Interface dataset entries
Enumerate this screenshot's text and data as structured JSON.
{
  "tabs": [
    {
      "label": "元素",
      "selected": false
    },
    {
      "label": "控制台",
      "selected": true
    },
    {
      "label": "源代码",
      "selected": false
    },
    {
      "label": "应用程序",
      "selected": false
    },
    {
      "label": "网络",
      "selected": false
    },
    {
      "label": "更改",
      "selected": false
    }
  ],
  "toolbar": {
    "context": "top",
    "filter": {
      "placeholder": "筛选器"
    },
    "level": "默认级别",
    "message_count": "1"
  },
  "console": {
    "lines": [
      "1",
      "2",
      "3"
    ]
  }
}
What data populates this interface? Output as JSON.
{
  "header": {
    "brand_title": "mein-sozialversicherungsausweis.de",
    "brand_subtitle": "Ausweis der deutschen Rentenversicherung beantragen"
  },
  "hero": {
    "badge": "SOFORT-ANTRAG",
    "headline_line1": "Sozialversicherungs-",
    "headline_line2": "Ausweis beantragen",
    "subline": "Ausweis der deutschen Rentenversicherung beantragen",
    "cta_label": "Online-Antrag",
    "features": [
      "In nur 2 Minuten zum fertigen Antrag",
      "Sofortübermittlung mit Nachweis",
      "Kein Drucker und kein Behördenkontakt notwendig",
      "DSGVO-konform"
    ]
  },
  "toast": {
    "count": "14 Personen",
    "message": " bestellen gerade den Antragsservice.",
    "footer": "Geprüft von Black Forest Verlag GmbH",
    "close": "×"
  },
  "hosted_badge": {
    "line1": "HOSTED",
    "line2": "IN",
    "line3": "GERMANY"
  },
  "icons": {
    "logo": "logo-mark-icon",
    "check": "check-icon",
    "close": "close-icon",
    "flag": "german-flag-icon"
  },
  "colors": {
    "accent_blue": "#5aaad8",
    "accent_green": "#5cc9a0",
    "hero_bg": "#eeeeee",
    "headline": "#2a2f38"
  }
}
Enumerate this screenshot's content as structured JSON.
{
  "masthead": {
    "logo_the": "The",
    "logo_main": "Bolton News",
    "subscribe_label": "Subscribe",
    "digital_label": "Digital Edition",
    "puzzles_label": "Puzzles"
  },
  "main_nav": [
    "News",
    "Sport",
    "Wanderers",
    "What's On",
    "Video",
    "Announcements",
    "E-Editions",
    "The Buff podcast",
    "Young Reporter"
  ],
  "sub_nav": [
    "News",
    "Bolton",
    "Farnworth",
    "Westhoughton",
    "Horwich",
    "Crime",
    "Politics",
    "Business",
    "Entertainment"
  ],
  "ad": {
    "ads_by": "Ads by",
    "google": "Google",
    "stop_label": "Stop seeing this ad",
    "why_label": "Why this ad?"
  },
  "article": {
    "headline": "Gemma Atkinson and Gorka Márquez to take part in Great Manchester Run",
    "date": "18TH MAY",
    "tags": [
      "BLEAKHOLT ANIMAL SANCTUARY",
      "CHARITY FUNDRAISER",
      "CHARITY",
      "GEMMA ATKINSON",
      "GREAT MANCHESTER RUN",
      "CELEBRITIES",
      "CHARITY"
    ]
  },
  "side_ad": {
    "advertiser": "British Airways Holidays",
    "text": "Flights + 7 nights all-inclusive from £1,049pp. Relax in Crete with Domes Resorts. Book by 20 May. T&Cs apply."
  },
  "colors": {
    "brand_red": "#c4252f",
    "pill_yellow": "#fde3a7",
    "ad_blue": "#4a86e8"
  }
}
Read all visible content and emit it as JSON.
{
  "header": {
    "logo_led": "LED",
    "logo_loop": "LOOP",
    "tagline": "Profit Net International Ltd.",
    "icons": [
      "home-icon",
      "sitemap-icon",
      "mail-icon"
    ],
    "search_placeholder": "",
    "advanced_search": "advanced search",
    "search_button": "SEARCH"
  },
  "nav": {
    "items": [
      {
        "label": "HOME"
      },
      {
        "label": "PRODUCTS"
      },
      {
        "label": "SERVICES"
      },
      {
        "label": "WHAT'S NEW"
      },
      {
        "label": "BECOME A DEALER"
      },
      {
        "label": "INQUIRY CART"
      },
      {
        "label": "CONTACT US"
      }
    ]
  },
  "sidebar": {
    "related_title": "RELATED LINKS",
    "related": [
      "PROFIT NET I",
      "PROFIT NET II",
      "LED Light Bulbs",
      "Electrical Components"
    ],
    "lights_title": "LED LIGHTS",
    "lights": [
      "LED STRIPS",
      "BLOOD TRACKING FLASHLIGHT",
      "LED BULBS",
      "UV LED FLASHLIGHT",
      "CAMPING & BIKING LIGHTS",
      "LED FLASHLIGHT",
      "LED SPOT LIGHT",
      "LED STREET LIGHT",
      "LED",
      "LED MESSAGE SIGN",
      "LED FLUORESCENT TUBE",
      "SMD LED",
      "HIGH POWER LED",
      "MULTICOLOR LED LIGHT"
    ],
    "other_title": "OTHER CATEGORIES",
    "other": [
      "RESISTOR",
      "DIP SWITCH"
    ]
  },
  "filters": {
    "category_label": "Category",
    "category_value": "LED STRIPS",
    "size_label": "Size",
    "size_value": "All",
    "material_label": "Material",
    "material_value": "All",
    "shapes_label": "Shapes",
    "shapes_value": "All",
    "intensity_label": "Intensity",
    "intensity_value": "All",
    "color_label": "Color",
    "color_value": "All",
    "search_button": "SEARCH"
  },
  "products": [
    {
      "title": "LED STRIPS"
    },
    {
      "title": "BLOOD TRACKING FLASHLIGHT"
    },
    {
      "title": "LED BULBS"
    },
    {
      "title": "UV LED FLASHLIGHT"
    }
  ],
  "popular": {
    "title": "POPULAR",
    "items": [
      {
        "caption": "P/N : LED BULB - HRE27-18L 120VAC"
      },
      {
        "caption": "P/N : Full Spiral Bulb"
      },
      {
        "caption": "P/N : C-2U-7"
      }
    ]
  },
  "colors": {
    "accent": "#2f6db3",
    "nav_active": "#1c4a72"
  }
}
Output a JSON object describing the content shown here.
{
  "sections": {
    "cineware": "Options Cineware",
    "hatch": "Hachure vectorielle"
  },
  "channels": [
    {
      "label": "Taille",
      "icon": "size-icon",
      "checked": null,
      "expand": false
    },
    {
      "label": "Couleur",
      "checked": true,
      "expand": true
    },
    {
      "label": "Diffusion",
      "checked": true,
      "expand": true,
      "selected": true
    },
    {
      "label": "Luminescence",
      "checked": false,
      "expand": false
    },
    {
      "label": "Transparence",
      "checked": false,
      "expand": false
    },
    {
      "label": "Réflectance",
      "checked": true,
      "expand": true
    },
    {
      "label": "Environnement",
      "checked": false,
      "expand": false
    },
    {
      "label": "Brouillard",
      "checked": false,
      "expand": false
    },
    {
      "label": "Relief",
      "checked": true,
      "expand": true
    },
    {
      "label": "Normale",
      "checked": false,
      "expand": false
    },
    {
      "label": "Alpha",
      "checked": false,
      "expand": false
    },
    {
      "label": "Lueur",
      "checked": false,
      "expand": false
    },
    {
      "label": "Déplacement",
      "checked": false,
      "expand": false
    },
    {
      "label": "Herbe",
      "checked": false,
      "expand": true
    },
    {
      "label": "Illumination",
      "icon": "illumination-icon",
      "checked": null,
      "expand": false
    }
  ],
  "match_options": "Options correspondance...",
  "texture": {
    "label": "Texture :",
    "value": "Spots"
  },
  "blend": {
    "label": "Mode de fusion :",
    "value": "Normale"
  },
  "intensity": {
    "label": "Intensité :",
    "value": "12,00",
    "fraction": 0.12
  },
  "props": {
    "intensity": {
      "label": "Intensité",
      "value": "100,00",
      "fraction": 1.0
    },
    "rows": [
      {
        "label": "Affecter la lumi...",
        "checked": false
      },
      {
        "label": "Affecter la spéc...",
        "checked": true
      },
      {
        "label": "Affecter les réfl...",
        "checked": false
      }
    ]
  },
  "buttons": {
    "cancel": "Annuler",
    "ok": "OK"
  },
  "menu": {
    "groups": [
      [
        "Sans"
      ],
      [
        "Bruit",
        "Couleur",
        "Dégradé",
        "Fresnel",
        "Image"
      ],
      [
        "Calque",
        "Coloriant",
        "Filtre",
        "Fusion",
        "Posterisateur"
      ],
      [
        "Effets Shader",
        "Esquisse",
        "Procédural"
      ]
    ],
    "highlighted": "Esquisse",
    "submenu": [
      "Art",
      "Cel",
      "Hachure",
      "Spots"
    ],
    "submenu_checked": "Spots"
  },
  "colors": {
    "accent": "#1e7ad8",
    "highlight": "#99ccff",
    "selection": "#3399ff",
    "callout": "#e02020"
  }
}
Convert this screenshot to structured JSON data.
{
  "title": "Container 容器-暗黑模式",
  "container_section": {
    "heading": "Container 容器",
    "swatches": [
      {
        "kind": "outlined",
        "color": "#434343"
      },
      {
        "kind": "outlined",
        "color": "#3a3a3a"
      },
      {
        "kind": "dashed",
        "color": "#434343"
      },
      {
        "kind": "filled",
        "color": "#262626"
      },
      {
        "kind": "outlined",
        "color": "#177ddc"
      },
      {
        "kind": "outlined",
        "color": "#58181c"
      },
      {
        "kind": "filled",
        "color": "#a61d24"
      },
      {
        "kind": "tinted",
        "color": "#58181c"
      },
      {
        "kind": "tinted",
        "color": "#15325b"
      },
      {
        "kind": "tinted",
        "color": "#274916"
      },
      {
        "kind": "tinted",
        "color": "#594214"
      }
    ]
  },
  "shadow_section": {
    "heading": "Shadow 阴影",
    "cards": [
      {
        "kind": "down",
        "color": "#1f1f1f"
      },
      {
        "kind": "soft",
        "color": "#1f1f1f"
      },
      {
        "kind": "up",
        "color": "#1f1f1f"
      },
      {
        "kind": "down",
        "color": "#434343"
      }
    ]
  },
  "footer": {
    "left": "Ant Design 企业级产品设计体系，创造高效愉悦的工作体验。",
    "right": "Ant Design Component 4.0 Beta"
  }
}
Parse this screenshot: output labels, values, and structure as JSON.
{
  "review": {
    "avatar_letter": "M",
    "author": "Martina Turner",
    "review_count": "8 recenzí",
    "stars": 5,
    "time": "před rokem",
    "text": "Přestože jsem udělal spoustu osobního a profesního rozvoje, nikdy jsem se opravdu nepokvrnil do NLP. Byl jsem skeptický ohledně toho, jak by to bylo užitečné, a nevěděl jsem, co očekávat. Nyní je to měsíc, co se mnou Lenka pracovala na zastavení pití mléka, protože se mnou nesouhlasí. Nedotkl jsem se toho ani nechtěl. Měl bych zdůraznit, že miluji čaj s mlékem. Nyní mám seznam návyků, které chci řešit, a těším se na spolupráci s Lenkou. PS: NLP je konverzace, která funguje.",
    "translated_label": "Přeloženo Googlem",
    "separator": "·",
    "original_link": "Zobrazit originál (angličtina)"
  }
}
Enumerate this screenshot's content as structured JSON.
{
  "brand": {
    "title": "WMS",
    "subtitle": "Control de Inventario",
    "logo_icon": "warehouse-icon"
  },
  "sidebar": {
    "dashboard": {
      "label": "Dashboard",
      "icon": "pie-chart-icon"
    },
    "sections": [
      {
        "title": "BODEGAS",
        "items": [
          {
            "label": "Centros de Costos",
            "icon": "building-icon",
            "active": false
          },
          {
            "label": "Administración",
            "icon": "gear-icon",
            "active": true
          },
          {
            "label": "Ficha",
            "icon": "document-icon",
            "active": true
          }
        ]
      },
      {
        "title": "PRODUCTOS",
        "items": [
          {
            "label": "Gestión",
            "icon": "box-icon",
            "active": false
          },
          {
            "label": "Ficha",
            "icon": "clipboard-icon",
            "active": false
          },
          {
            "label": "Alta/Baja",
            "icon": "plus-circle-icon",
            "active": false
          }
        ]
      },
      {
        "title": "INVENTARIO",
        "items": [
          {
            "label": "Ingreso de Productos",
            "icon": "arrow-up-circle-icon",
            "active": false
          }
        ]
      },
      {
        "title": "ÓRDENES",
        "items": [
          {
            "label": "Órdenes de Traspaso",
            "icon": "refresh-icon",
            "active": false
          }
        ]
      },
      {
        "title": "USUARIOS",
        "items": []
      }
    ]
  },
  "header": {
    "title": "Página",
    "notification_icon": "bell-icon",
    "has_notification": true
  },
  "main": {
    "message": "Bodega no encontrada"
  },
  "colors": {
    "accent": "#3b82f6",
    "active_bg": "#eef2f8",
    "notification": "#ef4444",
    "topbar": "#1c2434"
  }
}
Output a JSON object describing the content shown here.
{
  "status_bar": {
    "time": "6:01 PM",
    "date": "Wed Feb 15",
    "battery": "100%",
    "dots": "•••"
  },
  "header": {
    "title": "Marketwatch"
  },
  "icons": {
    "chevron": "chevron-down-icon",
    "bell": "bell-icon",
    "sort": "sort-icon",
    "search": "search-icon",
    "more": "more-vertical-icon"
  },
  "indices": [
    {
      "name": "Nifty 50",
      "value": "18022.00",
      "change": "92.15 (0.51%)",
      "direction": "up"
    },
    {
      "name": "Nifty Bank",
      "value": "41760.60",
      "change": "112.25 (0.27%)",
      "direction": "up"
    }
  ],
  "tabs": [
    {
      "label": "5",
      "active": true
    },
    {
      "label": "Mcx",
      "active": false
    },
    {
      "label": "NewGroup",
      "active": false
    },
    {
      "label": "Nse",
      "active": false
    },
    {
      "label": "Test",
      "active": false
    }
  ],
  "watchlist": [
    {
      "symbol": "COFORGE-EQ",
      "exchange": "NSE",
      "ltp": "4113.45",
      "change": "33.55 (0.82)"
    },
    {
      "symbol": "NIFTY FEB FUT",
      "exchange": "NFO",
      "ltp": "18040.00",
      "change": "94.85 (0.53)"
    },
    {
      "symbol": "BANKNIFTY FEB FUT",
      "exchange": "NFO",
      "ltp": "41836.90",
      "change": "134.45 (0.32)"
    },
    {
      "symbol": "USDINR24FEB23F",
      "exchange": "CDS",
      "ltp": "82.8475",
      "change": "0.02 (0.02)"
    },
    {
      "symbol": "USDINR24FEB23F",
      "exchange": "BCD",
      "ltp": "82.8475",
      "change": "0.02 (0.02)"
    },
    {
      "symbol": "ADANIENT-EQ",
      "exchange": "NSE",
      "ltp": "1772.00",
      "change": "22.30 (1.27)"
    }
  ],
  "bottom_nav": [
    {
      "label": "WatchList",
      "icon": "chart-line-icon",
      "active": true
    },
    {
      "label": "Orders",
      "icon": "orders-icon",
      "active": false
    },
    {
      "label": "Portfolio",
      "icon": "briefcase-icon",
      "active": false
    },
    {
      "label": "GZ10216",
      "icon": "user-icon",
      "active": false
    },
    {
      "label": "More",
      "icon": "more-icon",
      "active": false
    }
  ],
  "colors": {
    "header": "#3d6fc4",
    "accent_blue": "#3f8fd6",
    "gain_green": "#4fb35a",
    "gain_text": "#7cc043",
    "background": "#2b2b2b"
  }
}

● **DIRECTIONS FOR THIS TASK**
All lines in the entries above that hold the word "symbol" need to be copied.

● **RESULT OF THE TASK**
      "symbol": "COFORGE-EQ",
      "symbol": "NIFTY FEB FUT",
      "symbol": "BANKNIFTY FEB FUT",
      "symbol": "USDINR24FEB23F",
      "symbol": "USDINR24FEB23F",
      "symbol": "ADANIENT-EQ",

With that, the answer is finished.